Goldfinch Eating ZinniaWhile looking at my zinnias the other day, I saw a bright yellow “something” wrapped around the flower. It almost looked like a slug the way it was wrapped around the flower. But it was bright yellow! Then I realized it was a goldfinch eating zinnias! What a delightful surprise! This is the first time that I have seen a goldfinch eating zinnias. Actually this is the first time I have planted Cut and Come Again Zinnias. I usually plant zinnias with much larger flowers.

Cut and Come Again ZinniasYears ago I discovered the American Goldfinch because it loves the Purple Coneflower (Echinacea) seeds. Purple coneflowers are perennials so they come up every year without any work on my part.
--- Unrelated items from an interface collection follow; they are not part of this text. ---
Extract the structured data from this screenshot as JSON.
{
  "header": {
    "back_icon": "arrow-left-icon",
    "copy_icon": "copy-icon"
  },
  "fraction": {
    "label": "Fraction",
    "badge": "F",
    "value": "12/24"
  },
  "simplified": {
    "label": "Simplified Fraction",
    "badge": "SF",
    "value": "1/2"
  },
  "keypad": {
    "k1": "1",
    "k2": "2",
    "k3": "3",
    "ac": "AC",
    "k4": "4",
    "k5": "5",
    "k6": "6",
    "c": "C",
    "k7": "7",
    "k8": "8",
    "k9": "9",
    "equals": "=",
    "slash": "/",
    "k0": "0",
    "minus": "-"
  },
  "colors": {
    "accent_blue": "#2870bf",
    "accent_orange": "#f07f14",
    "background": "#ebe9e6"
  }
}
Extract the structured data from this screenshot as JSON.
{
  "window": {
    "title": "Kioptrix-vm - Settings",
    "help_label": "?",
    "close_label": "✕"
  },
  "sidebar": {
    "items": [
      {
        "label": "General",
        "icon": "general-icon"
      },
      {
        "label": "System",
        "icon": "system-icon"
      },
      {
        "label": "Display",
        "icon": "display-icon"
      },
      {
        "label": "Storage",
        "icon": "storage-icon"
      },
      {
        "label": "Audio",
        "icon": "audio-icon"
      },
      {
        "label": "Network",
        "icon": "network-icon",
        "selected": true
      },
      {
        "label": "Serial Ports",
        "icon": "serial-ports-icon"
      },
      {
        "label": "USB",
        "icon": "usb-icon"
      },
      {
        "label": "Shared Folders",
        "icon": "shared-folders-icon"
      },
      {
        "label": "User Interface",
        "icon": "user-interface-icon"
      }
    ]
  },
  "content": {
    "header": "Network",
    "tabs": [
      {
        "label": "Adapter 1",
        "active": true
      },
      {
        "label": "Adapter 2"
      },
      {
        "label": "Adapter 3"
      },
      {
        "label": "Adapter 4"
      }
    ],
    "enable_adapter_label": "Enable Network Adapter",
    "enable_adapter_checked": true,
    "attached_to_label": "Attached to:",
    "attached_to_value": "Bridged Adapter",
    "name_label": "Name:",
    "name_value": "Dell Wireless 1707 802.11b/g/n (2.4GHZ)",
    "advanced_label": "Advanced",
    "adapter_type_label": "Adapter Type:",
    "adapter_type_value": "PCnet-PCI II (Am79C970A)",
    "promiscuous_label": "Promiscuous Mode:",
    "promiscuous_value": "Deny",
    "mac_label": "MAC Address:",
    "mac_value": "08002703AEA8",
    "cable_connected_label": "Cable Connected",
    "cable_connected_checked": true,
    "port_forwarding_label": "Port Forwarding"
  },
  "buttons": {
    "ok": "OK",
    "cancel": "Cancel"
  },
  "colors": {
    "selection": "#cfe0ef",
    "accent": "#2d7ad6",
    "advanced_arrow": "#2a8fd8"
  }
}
After the goldfinches were common visitors I put up an American Goldfinch feeder which they love.  Goldfinches are beautiful birds and a delightful visitor to any garden.  The males are brilliantly yellow in the summer.  They change to a more drab olive color for the winter.  This is the same color as the females year-round.  Alas, in the bird world the males are gorgeous and the females are rather drab looking.

Goldfinch Eating Zinnias Can Be a Problem

While researching this on the internet, I read that sometimes the goldfinches destroy the flowers.  That did not happen in my case. Though I did see the bird ripping out the petals.  A bird expert suggested that they do this to see if the seeds are ready.  In the video below you can see the petal being ripped out and dropped in the garden.  Then the goldfinch continues to peck at the flower looking for seeds.  If you want to attract goldfinches to your garden plant purple coneflowers, small sunflowers and cut and come again zinnias.  For the perfect goldfinch feeder and perfect seed check out my post on the American Goldfinch Feeder.  Watch the video below to see goldfinches feasting on zinnias.